    My love affair with this magical place started when I was a young child, but it was only during my primary school years that I’d really come to appreciate what the library would mean to me.

    As a young girl, I was severely bullied, and as a result, I’d spend most of my lunch breaks hiding out in the library to get away from the viciousness of the girls in the playground.

    The library, at the time, became a place where I could hide; and at first, that was as far as it went. The more time I began spending there though, the more I realised that something had changed.

    Once I got beyond the point where the awful feelings living inside me subsided just a little bit, I finally began to comprehend what kind of impact just being in the library had on me.

    It dawned on me that I had unlimited access to a world beyond worlds.

    I could walk into a forest filled with fairies at any time I wanted and I could go on adventures the various little critters, creatures and all sorts of wondrous beings. And oh, not even to talk about the soothing atmosphere, the classical music and the knowledge that time suspended itself every time I took a step into the library.

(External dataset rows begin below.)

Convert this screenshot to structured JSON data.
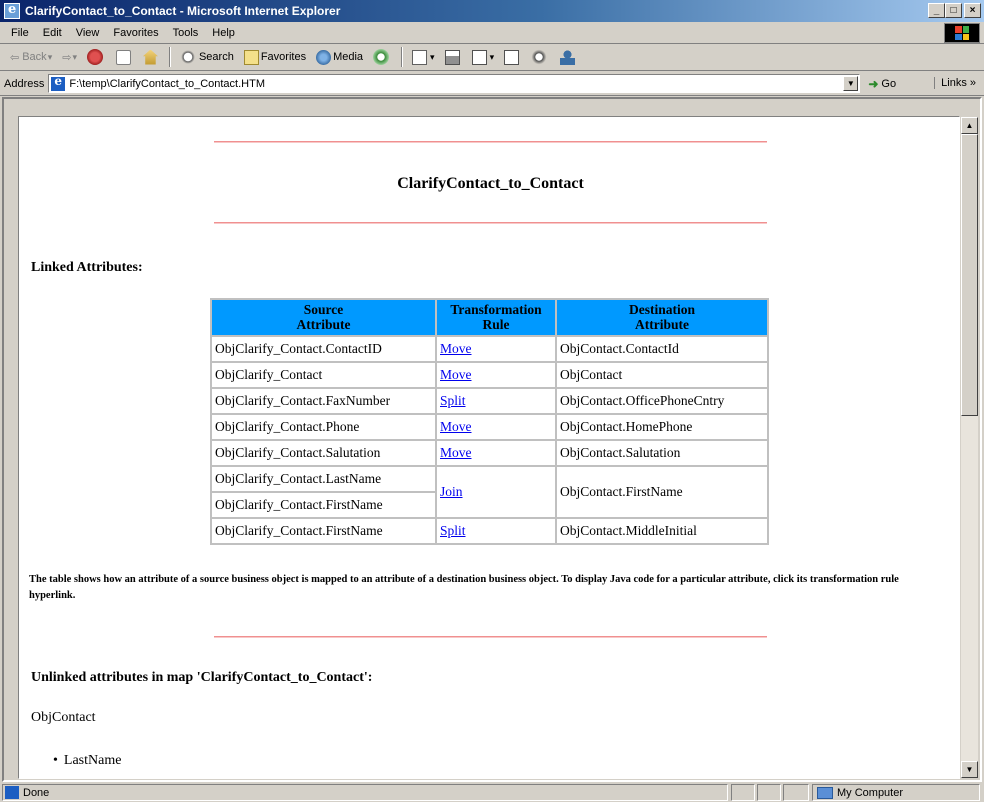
{
  "window": {
    "title": "ClarifyContact_to_Contact - Microsoft Internet Explorer",
    "minimize": "_",
    "maximize": "□",
    "close": "×"
  },
  "menu": [
    "File",
    "Edit",
    "View",
    "Favorites",
    "Tools",
    "Help"
  ],
  "toolbar": {
    "back": "Back",
    "search": "Search",
    "favorites": "Favorites",
    "media": "Media"
  },
  "address": {
    "label": "Address",
    "value": "F:\\temp\\ClarifyContact_to_Contact.HTM",
    "go": "Go",
    "links": "Links »"
  },
  "page": {
    "title": "ClarifyContact_to_Contact",
    "linked_heading": "Linked Attributes:",
    "columns": [
      "Source Attribute",
      "Transformation Rule",
      "Destination Attribute"
    ],
    "rows": [
      {
        "source": "ObjClarify_Contact.ContactID",
        "rule": "Move",
        "dest": "ObjContact.ContactId"
      },
      {
        "source": "ObjClarify_Contact",
        "rule": "Move",
        "dest": "ObjContact"
      },
      {
        "source": "ObjClarify_Contact.FaxNumber",
        "rule": "Split",
        "dest": "ObjContact.OfficePhoneCntry"
      },
      {
        "source": "ObjClarify_Contact.Phone",
        "rule": "Move",
        "dest": "ObjContact.HomePhone"
      },
      {
        "source": "ObjClarify_Contact.Salutation",
        "rule": "Move",
        "dest": "ObjContact.Salutation"
      },
      {
        "source": "ObjClarify_Contact.LastName",
        "rule": "Join",
        "dest": "ObjContact.FirstName"
      },
      {
        "source": "ObjClarify_Contact.FirstName"
      },
      {
        "source": "ObjClarify_Contact.FirstName",
        "rule": "Split",
        "dest": "ObjContact.MiddleInitial"
      }
    ],
    "note": "The table shows how an attribute of a source business object is mapped to an attribute of a destination business object. To display Java code for a particular attribute, click its transformation rule hyperlink.",
    "unlinked_heading": "Unlinked attributes in map 'ClarifyContact_to_Contact':",
    "unlinked_object": "ObjContact",
    "unlinked_items": [
      "LastName"
    ]
  },
  "status": {
    "text": "Done",
    "zone": "My Computer"
  },
  "colors": {
    "header_bg": "#0099ff",
    "rule_line": "#f09090",
    "link": "#0000ee"
  }
}
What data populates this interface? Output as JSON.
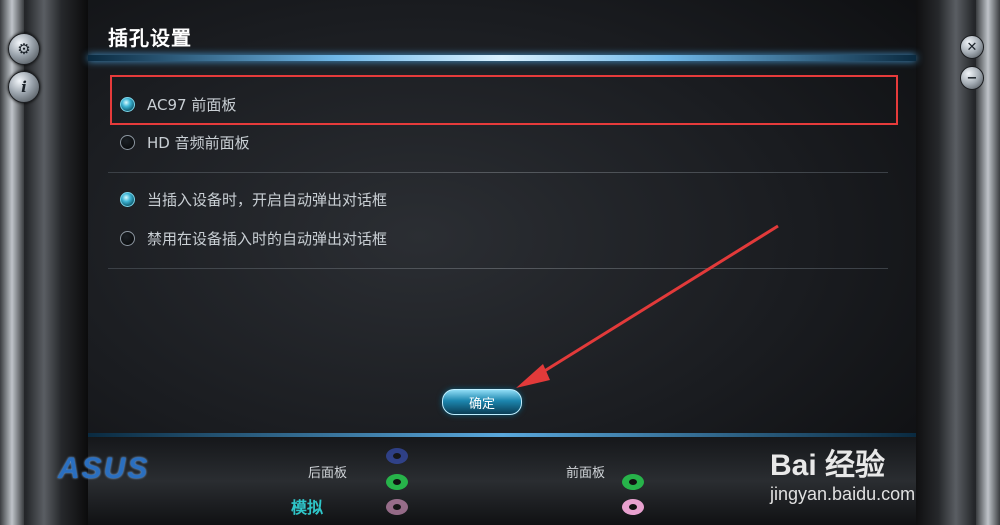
{
  "window": {
    "title": "插孔设置"
  },
  "panel_options": {
    "group1": [
      {
        "label": "AC97 前面板",
        "selected": true
      },
      {
        "label": "HD 音频前面板",
        "selected": false
      }
    ],
    "group2": [
      {
        "label": "当插入设备时，开启自动弹出对话框",
        "selected": true
      },
      {
        "label": "禁用在设备插入时的自动弹出对话框",
        "selected": false
      }
    ]
  },
  "buttons": {
    "ok_label": "确定"
  },
  "bottom_bar": {
    "brand": "ASUS",
    "rear_panel_label": "后面板",
    "front_panel_label": "前面板",
    "analog_label": "模拟"
  },
  "watermark": {
    "line1": "Bai 经验",
    "line2": "jingyan.baidu.com"
  },
  "colors": {
    "accent": "#3fb6d6",
    "highlight_box": "#e63b3b",
    "jack_blue": "#3b56c8",
    "jack_green": "#27b34a",
    "jack_pink": "#e8a1cf"
  }
}
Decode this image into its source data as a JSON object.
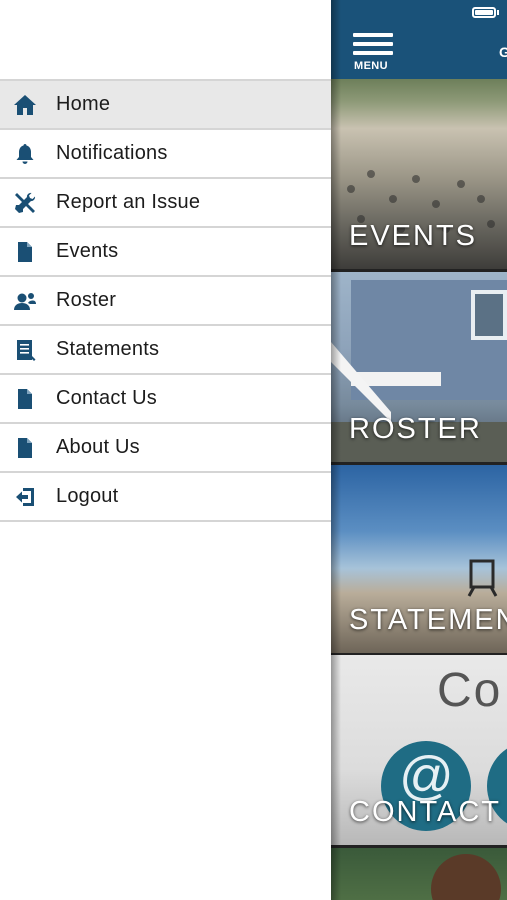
{
  "menu": {
    "items": [
      {
        "label": "Home",
        "icon": "home-icon",
        "active": true
      },
      {
        "label": "Notifications",
        "icon": "bell-icon"
      },
      {
        "label": "Report an Issue",
        "icon": "tools-icon"
      },
      {
        "label": "Events",
        "icon": "document-icon"
      },
      {
        "label": "Roster",
        "icon": "person-icon"
      },
      {
        "label": "Statements",
        "icon": "statement-icon"
      },
      {
        "label": "Contact Us",
        "icon": "document-icon"
      },
      {
        "label": "About Us",
        "icon": "document-icon"
      },
      {
        "label": "Logout",
        "icon": "logout-icon"
      }
    ]
  },
  "topbar": {
    "menu_label": "MENU",
    "title_partial": "G"
  },
  "tiles": {
    "events": "EVENTS",
    "roster": "ROSTER",
    "statements": "STATEMEN",
    "contact": "CONTACT",
    "contact_header": "Co",
    "contact_symbol": "@"
  },
  "colors": {
    "brand": "#1a5279",
    "icon": "#1a4f74",
    "active_row": "#e8e8e8"
  }
}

    This was the moment when both the written word and the library became my best friends.

    By that time, I had pretty much loved reading, but it was those trips to what I thought of as my book palace (I still think that by the way), that made me realise just how important having access to books was and still is, to me.

    If I think about it now, I’m thankful for the girls who picked on me back then because they are the ones that only served cement my love of reading. They hurt me, but I don’t think they realise what they gave me in the process.

    Because it’s Library week in South Africa this week, I’m dedicating this column to all the wonderful librarians who keep our libraries up and running.

    Because, without you, libraries wouldn’t exist and I’m fortunate enough to be able to say that not only did I have (and still have) a fantastic bookish place to run to, but I also had kind librarians who always kept an eye out for me and kept new books aside for me.

    Thank you for loving books and for always sharing your knowledge. Trite as it sounds, you truly make this world a better place.

    When I think of it now, I realise that I am actually pretty privileged to have the access to the kind of information and books that I did back then and do right now.

    As the child of parents who were directly affected by South Africa’s apartheid laws, I don’t take for granted the fact that my parents didn’t have as many options as I do today.

    Not only were they barred from libraries that had a ‘whites in attendance only’ policy, but the books that they were allowed to borrow, left a lot to desire, in terms of content and quality. In spite of this, my parents somehow always made sure that I did have the best reading material.

    Not only that, but they made sure that the library became a place I could run to whenever I wanted to leave the real world behind.

    Today, thanks to the girls who bullied me, my parents who encouraged me and the wonderful librarians who always recommended new books to me, I’m the sum of all of their knowledge and teachings.

    And I, for one, have every intention of passing on the library’s magic to everyone and anyone who cares to listen.

    Happy South African Library Week lovely libraries and librarians of South Africa.

    Never stop doing what you’re doing.

    The world needs more custodians like you.

    Tammy February blogs at and tweets under the name Tammy24_7

    This column originally appeared here: